** RECORDS TO USE **
+ + + + + + +

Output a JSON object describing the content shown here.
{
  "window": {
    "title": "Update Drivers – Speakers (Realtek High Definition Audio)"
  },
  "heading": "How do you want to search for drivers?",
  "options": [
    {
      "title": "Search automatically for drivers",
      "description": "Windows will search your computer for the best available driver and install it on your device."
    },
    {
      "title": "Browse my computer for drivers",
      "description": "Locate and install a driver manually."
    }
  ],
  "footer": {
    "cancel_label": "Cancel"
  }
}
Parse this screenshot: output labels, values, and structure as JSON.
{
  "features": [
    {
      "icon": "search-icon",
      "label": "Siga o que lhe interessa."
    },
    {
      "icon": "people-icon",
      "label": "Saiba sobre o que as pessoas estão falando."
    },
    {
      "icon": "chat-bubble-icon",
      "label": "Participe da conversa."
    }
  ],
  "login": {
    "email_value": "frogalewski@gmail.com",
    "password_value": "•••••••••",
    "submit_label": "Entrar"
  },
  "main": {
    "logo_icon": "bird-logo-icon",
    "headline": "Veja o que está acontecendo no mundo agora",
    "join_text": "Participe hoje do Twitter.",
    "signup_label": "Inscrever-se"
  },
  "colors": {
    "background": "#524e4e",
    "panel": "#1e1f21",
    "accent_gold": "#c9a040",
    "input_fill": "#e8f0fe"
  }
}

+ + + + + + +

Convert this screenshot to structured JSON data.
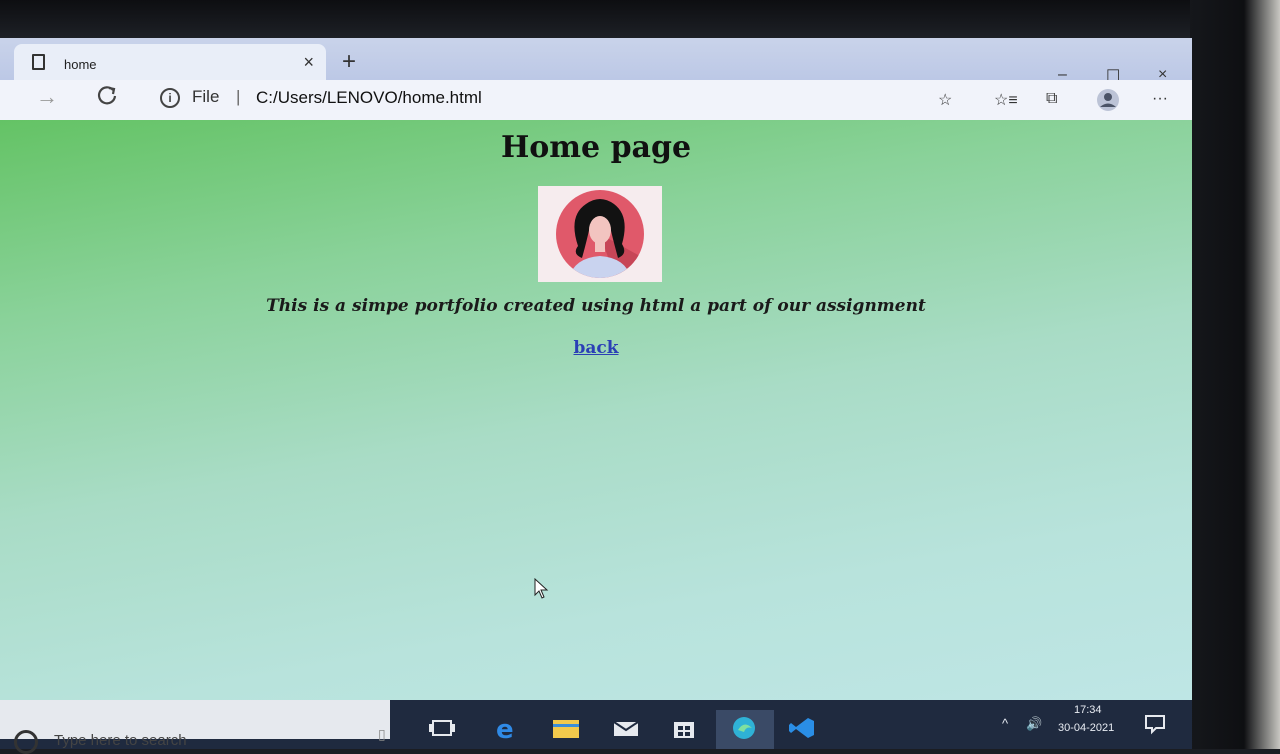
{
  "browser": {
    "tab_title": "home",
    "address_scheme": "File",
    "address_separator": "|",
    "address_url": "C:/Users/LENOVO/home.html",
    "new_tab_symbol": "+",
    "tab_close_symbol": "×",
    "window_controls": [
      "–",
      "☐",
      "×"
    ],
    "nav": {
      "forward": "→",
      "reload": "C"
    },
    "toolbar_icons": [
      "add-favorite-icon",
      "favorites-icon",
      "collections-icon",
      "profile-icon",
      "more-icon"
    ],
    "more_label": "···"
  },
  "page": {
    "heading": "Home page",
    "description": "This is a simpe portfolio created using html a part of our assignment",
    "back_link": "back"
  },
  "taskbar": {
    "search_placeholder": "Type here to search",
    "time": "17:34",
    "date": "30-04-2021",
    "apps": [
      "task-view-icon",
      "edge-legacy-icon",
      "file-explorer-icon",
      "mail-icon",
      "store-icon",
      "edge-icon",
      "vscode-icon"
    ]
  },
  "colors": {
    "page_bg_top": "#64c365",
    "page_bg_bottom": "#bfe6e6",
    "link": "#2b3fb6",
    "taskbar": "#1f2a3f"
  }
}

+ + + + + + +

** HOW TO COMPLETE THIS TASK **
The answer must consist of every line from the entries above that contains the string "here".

** RESPONSE AREA **
Output a JSON object describing the content shown here.
    "search_placeholder": "Type here to search",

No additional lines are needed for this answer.